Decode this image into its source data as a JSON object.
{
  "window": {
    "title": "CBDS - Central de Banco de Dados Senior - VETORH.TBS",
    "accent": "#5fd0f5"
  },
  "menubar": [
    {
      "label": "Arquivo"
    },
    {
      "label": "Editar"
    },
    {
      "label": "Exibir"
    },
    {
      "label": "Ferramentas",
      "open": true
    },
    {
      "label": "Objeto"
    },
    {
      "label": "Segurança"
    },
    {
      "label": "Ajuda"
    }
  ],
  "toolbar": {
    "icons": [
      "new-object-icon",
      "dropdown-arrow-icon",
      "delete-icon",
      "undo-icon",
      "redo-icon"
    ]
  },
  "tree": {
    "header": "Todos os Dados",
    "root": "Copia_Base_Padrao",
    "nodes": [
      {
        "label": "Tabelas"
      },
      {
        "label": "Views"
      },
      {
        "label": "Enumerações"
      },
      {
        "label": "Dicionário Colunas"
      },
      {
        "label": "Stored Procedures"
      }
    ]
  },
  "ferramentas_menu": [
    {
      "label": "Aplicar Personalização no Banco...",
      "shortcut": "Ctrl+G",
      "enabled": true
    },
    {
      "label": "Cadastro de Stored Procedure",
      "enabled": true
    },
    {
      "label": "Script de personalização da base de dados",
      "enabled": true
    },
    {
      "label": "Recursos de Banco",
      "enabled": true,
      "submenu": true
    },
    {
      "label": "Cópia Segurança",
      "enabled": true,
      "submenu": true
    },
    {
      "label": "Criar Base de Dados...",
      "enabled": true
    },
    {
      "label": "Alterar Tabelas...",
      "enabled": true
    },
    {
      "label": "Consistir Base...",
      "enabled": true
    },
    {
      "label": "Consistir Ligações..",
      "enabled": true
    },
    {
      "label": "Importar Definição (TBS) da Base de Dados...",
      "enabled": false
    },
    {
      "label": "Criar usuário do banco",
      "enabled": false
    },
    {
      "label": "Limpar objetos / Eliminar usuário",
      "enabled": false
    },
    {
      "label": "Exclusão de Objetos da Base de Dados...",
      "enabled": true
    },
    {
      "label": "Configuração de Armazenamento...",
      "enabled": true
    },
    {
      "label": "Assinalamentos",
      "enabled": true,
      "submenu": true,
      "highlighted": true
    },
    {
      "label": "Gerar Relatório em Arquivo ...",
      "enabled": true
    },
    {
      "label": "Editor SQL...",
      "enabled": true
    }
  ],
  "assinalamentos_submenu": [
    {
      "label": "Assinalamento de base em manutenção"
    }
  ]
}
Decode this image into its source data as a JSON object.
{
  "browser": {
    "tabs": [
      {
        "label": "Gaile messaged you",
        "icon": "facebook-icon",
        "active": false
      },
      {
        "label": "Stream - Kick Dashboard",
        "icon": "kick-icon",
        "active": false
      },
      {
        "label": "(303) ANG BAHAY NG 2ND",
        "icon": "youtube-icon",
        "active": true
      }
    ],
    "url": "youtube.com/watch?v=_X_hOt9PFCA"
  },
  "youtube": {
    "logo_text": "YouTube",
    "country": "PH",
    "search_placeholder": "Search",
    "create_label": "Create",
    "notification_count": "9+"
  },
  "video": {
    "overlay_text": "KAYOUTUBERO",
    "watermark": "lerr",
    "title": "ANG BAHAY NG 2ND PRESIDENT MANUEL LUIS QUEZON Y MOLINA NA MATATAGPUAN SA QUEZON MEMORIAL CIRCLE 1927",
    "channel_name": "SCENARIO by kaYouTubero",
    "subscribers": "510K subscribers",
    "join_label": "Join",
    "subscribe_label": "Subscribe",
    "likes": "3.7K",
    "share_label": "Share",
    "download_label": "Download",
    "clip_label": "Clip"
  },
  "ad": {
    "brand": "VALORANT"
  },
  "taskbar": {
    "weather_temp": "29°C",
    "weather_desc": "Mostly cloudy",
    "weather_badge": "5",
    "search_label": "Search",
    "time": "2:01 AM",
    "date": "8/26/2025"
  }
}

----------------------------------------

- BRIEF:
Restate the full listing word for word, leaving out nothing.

- FINISHED EXERCISE:
Decode this image into its source data as a JSON object.
{
  "window": {
    "title": "CBDS - Central de Banco de Dados Senior - VETORH.TBS",
    "accent": "#5fd0f5"
  },
  "menubar": [
    {
      "label": "Arquivo"
    },
    {
      "label": "Editar"
    },
    {
      "label": "Exibir"
    },
    {
      "label": "Ferramentas",
      "open": true
    },
    {
      "label": "Objeto"
    },
    {
      "label": "Segurança"
    },
    {
      "label": "Ajuda"
    }
  ],
  "toolbar": {
    "icons": [
      "new-object-icon",
      "dropdown-arrow-icon",
      "delete-icon",
      "undo-icon",
      "redo-icon"
    ]
  },
  "tree": {
    "header": "Todos os Dados",
    "root": "Copia_Base_Padrao",
    "nodes": [
      {
        "label": "Tabelas"
      },
      {
        "label": "Views"
      },
      {
        "label": "Enumerações"
      },
      {
        "label": "Dicionário Colunas"
      },
      {
        "label": "Stored Procedures"
      }
    ]
  },
  "ferramentas_menu": [
    {
      "label": "Aplicar Personalização no Banco...",
      "shortcut": "Ctrl+G",
      "enabled": true
    },
    {
      "label": "Cadastro de Stored Procedure",
      "enabled": true
    },
    {
      "label": "Script de personalização da base de dados",
      "enabled": true
    },
    {
      "label": "Recursos de Banco",
      "enabled": true,
      "submenu": true
    },
    {
      "label": "Cópia Segurança",
      "enabled": true,
      "submenu": true
    },
    {
      "label": "Criar Base de Dados...",
      "enabled": true
    },
    {
      "label": "Alterar Tabelas...",
      "enabled": true
    },
    {
      "label": "Consistir Base...",
      "enabled": true
    },
    {
      "label": "Consistir Ligações..",
      "enabled": true
    },
    {
      "label": "Importar Definição (TBS) da Base de Dados...",
      "enabled": false
    },
    {
      "label": "Criar usuário do banco",
      "enabled": false
    },
    {
      "label": "Limpar objetos / Eliminar usuário",
      "enabled": false
    },
    {
      "label": "Exclusão de Objetos da Base de Dados...",
      "enabled": true
    },
    {
      "label": "Configuração de Armazenamento...",
      "enabled": true
    },
    {
      "label": "Assinalamentos",
      "enabled": true,
      "submenu": true,
      "highlighted": true
    },
    {
      "label": "Gerar Relatório em Arquivo ...",
      "enabled": true
    },
    {
      "label": "Editor SQL...",
      "enabled": true
    }
  ],
  "assinalamentos_submenu": [
    {
      "label": "Assinalamento de base em manutenção"
    }
  ]
}
Decode this image into its source data as a JSON object.
{
  "browser": {
    "tabs": [
      {
        "label": "Gaile messaged you",
        "icon": "facebook-icon",
        "active": false
      },
      {
        "label": "Stream - Kick Dashboard",
        "icon": "kick-icon",
        "active": false
      },
      {
        "label": "(303) ANG BAHAY NG 2ND",
        "icon": "youtube-icon",
        "active": true
      }
    ],
    "url": "youtube.com/watch?v=_X_hOt9PFCA"
  },
  "youtube": {
    "logo_text": "YouTube",
    "country": "PH",
    "search_placeholder": "Search",
    "create_label": "Create",
    "notification_count": "9+"
  },
  "video": {
    "overlay_text": "KAYOUTUBERO",
    "watermark": "lerr",
    "title": "ANG BAHAY NG 2ND PRESIDENT MANUEL LUIS QUEZON Y MOLINA NA MATATAGPUAN SA QUEZON MEMORIAL CIRCLE 1927",
    "channel_name": "SCENARIO by kaYouTubero",
    "subscribers": "510K subscribers",
    "join_label": "Join",
    "subscribe_label": "Subscribe",
    "likes": "3.7K",
    "share_label": "Share",
    "download_label": "Download",
    "clip_label": "Clip"
  },
  "ad": {
    "brand": "VALORANT"
  },
  "taskbar": {
    "weather_temp": "29°C",
    "weather_desc": "Mostly cloudy",
    "weather_badge": "5",
    "search_label": "Search",
    "time": "2:01 AM",
    "date": "8/26/2025"
  }
}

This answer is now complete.